What you need to do
The answer is a single figure: how many lines below contain the word "label".
*** Material shown Section Begins ***
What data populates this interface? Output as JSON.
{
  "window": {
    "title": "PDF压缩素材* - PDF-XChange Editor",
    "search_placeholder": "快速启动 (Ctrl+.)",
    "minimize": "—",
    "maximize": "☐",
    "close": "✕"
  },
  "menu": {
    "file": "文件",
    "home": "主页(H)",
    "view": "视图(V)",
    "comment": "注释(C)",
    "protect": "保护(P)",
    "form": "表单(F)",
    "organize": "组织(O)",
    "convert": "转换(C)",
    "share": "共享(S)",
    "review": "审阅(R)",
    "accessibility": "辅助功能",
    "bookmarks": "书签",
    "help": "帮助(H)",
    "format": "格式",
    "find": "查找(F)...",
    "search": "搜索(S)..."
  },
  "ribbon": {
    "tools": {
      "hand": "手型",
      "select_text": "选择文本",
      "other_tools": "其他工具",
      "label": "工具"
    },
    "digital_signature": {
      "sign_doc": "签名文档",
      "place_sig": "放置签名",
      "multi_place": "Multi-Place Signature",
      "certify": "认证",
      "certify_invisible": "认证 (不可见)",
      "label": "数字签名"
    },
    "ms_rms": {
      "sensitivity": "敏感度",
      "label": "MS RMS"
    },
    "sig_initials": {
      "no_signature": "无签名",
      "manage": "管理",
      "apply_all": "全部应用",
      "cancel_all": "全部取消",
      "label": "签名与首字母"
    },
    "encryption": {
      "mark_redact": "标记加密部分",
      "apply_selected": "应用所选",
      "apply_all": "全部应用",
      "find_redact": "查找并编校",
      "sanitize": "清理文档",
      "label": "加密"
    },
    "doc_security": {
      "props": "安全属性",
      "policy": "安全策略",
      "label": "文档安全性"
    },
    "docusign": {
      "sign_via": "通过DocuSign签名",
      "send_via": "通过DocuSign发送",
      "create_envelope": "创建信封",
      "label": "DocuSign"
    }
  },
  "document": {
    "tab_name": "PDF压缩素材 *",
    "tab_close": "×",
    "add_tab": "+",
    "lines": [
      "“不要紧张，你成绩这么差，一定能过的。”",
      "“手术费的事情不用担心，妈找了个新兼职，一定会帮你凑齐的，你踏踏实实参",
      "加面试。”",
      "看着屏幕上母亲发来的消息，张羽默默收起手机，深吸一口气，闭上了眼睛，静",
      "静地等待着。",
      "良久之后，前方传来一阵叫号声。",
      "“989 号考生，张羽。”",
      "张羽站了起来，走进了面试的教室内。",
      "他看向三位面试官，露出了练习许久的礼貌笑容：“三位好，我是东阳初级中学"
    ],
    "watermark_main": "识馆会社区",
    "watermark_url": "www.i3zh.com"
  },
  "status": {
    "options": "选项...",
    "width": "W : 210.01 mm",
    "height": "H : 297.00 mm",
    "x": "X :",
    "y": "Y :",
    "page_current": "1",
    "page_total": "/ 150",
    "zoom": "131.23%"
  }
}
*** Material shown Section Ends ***
Task response
7